For the last several months, at local schools, social service agencies, senior citizen centers, art galleries and even ice cream shops, Tallahassee residents have made human-figure bones out of clay: fingers, legs, skulls, arms, spines, feet, etc. On Saturday, they will display their handiwork to the community — which they hope will join them in protesting international genocide.
The event is part of the Million Bones Project, a national effort to place 1 million handmade clay bones on the National Mall in Washington D.C. in May 2013. The project, conceived by New Mexico artist Naomi Natale two years ago, is intended to raise awareness of the millions of victims of political and tribal killings in Africa, Asia and the Mideast.
Students Rebuild and the Bezos Family Foundation have pledged $1 for every bone made up to $500,000. The money will go to victims of violence in the Republic of Congo and Somalia.
Beginning at noon Saturday, participants will lay out bones along the center walkway of Bloxham Park, one of the chain of parks between Monroe and Calhoun streets. Participants are encouraged, but not required, to wear white in solidarity with the white clay bones.

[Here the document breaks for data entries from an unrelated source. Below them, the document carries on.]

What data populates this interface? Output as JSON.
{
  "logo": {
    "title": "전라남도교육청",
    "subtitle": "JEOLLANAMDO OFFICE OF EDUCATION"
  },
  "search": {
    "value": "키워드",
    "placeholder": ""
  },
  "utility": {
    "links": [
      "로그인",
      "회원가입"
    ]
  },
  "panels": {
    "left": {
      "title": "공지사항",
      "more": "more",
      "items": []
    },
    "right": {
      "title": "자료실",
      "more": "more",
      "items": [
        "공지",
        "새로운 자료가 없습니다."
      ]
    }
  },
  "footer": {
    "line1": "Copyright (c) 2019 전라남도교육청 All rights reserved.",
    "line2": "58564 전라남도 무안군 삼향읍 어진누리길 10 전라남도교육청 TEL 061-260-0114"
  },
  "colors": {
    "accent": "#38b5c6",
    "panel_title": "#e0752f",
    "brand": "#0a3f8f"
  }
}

“These bones symbolize the bones of the victims of violence,” said Jane McPherson, organizer of the event. “(Those victims) never experienced any kind of respectful burial. This is their first opportunity to experience that respect.”

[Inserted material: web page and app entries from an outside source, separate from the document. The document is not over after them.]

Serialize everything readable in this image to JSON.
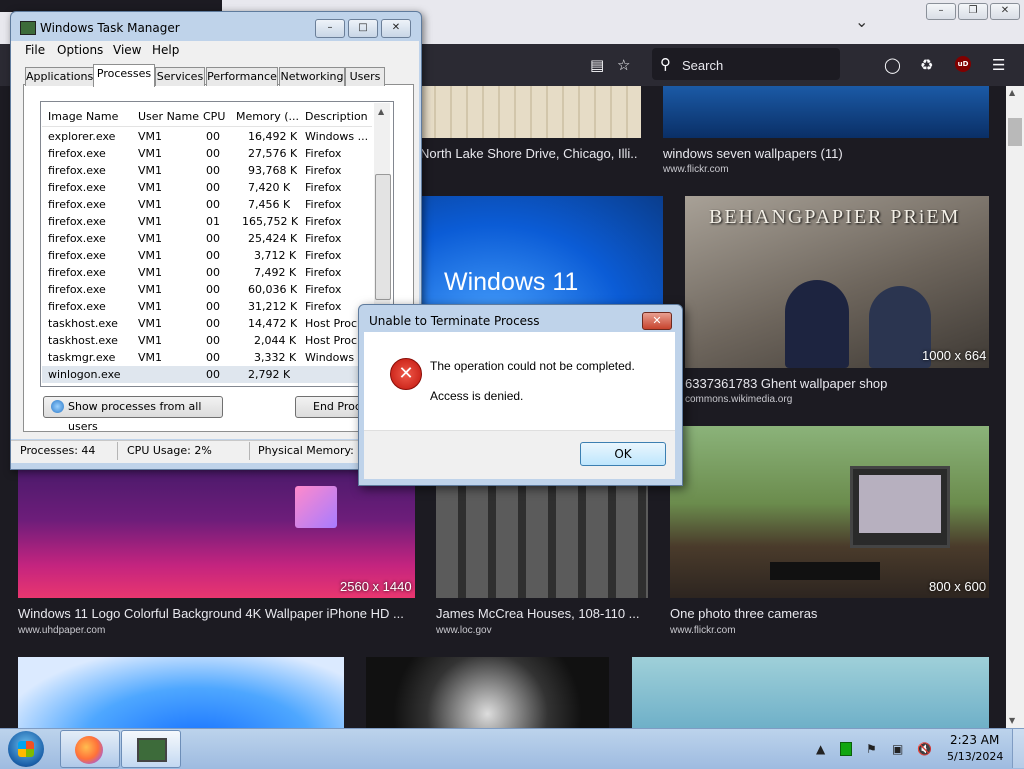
{
  "firefox": {
    "search": {
      "placeholder": "Search"
    },
    "ublock_badge": "uD",
    "cards": [
      {
        "title": "North Lake Shore Drive, Chicago, Illi...",
        "source": "",
        "dims": ""
      },
      {
        "title": "windows seven wallpapers (11)",
        "source": "www.flickr.com",
        "dims": ""
      },
      {
        "title": "",
        "source": "",
        "dims": ""
      },
      {
        "title": "6337361783 Ghent wallpaper shop",
        "source": "commons.wikimedia.org",
        "dims": "1000 x 664"
      },
      {
        "title": "Windows 11 Logo Colorful Background 4K Wallpaper iPhone HD ...",
        "source": "www.uhdpaper.com",
        "dims": "2560 x 1440"
      },
      {
        "title": "James McCrea Houses, 108-110 ...",
        "source": "www.loc.gov",
        "dims": ""
      },
      {
        "title": "One photo three cameras",
        "source": "www.flickr.com",
        "dims": "800 x 600"
      }
    ],
    "windows11_text": "Windows 11",
    "priem_text": "BEHANGPAPIER PRiEM"
  },
  "taskmanager": {
    "title": "Windows Task Manager",
    "menu": [
      "File",
      "Options",
      "View",
      "Help"
    ],
    "tabs": [
      "Applications",
      "Processes",
      "Services",
      "Performance",
      "Networking",
      "Users"
    ],
    "columns": [
      "Image Name",
      "User Name",
      "CPU",
      "Memory (...",
      "Description"
    ],
    "rows": [
      {
        "name": "explorer.exe",
        "user": "VM1",
        "cpu": "00",
        "mem": "16,492 K",
        "desc": "Windows ..."
      },
      {
        "name": "firefox.exe",
        "user": "VM1",
        "cpu": "00",
        "mem": "27,576 K",
        "desc": "Firefox"
      },
      {
        "name": "firefox.exe",
        "user": "VM1",
        "cpu": "00",
        "mem": "93,768 K",
        "desc": "Firefox"
      },
      {
        "name": "firefox.exe",
        "user": "VM1",
        "cpu": "00",
        "mem": "7,420 K",
        "desc": "Firefox"
      },
      {
        "name": "firefox.exe",
        "user": "VM1",
        "cpu": "00",
        "mem": "7,456 K",
        "desc": "Firefox"
      },
      {
        "name": "firefox.exe",
        "user": "VM1",
        "cpu": "01",
        "mem": "165,752 K",
        "desc": "Firefox"
      },
      {
        "name": "firefox.exe",
        "user": "VM1",
        "cpu": "00",
        "mem": "25,424 K",
        "desc": "Firefox"
      },
      {
        "name": "firefox.exe",
        "user": "VM1",
        "cpu": "00",
        "mem": "3,712 K",
        "desc": "Firefox"
      },
      {
        "name": "firefox.exe",
        "user": "VM1",
        "cpu": "00",
        "mem": "7,492 K",
        "desc": "Firefox"
      },
      {
        "name": "firefox.exe",
        "user": "VM1",
        "cpu": "00",
        "mem": "60,036 K",
        "desc": "Firefox"
      },
      {
        "name": "firefox.exe",
        "user": "VM1",
        "cpu": "00",
        "mem": "31,212 K",
        "desc": "Firefox"
      },
      {
        "name": "taskhost.exe",
        "user": "VM1",
        "cpu": "00",
        "mem": "14,472 K",
        "desc": "Host Proc..."
      },
      {
        "name": "taskhost.exe",
        "user": "VM1",
        "cpu": "00",
        "mem": "2,044 K",
        "desc": "Host Proc..."
      },
      {
        "name": "taskmgr.exe",
        "user": "VM1",
        "cpu": "00",
        "mem": "3,332 K",
        "desc": "Windows ..."
      },
      {
        "name": "winlogon.exe",
        "user": "",
        "cpu": "00",
        "mem": "2,792 K",
        "desc": ""
      }
    ],
    "show_all_label": "Show processes from all users",
    "end_process_label": "End Proc...",
    "status": {
      "processes": "Processes: 44",
      "cpu": "CPU Usage: 2%",
      "memory": "Physical Memory: 3"
    }
  },
  "dialog": {
    "title": "Unable to Terminate Process",
    "message": "The operation could not be completed.",
    "detail": "Access is denied.",
    "ok_label": "OK"
  },
  "taskbar": {
    "time": "2:23 AM",
    "date": "5/13/2024"
  }
}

Tallahassee is one of 34 state capitals participating in Saturday’s “Day of Action” ceremonies, as organizers try to bring the issue before political leaders. And it’s been one of the most successful. About 200,000 bones have been made around the nation, with Tallahassee having already produced the 6,500 bones that will be placed in Bloxham Park.
“Tallahassee has really embraced this project; 6,500 will be one of the biggest installations (in the 34 capitals),” said Kathleen McEuen, national liaison for the Albuquerque-based Million Bones Project. “It’s incredibly inspiring to see.”
Tallahassee’s success is largely a tribute to McPherson, who teaches in the Florida State University College of Social Work as she pursues her Ph.D. in social work. A year ago, a friend introduced her to the Million Bones Project — and McPherson was galvanized. She began having her students make bones and brought in speakers from countries torn by genocide. She recruited local artists and schools to hold bone-making sessions and has organized 25 bone-making events since January.
McPherson spent 20 years as a licensed clinical social worker and therapist, often working with low-income residents, before returning to FSU in 2009. She became convinced many of her clients suffered a basic lack of human rights (“a decent job, a decent place to live, a standard of living above the poverty level”) and returned to education hoping to improve the help they received from people like her.
“My goal is to teach social work from a human rights perspective and this project is exactly the kind of thing I want to do,” said McPherson, 48, a married mother of two teenagers. “I saw this as a way to engage my students in community practice and get them involved in the tradition of social work, based around human rights.”
McPherson’s energy inspired students such as Melise Brown and Caroline Labarga, who have participated in many bone-making events and are organizing students to continue making bones through next year.
Brown is the daughter of a Jacksonville federal prosecutor, Rodney Brown, who was sent to Iraq to prosecute Saddam Hussein for human rights violations in that country.
She said she knew little about genocide until her father’s experience and McPherson’s class.
“This project really set me on fire; I don’t know how anyone cannot have a heart about genocide and I wanted to bring it to FSU,” said Brown, who graduates in December and wants to work for a human rights organization. “I think this project is really raising awareness because I know I was not the only one not educated on the subject.”
Mukweso Mwenene said such awareness is critical. Mwenene is a native of the Democratic Republic of the Congo, whose country has been a victim of warfare in neighboring Rwanda and the exploitation of the Congo’s natural resources.
Members of Rwanda’s warring tribes have continued their fight in the Congo – “(Rwanda) instituted a policy of hot pursuit, which is the international equivalent of (Florida’s controversial gun law) ‘Stand your ground,’ ” Mwenene said – while other armed groups try to dominate the market in Congolese gold, timber and coltan, a valuable mineral used in cell phones.
Those forces have conscripted young Congolese boys into their armies and made a practice of raping women in every village they invade – in front of their husbands and families.
Yet the world is little aware of the atrocities in his home country, Mwenene said, a situation the Million Bones Project is helping to change.
“This project is critical to exposing this violence,” said Mwenene, an administrator with the Florida Department of Children and Families, who has lived in Tallahassee since the 1980s, when he came to get a graduate degree at FSU. “All this will bring it to people’s attention. People in Tallahassee are going to come out and see these bones and that will trigger some thought.”
Hopefully, the thoughts continue past Saturday. McPherson said local participants will keep making bones, and keep enlisting new participants, through the 2013 event in Washington D.C.
“This is just the beginning,” McPherson said. “We want to keep these bones in public view and keep this issue in public discussion.”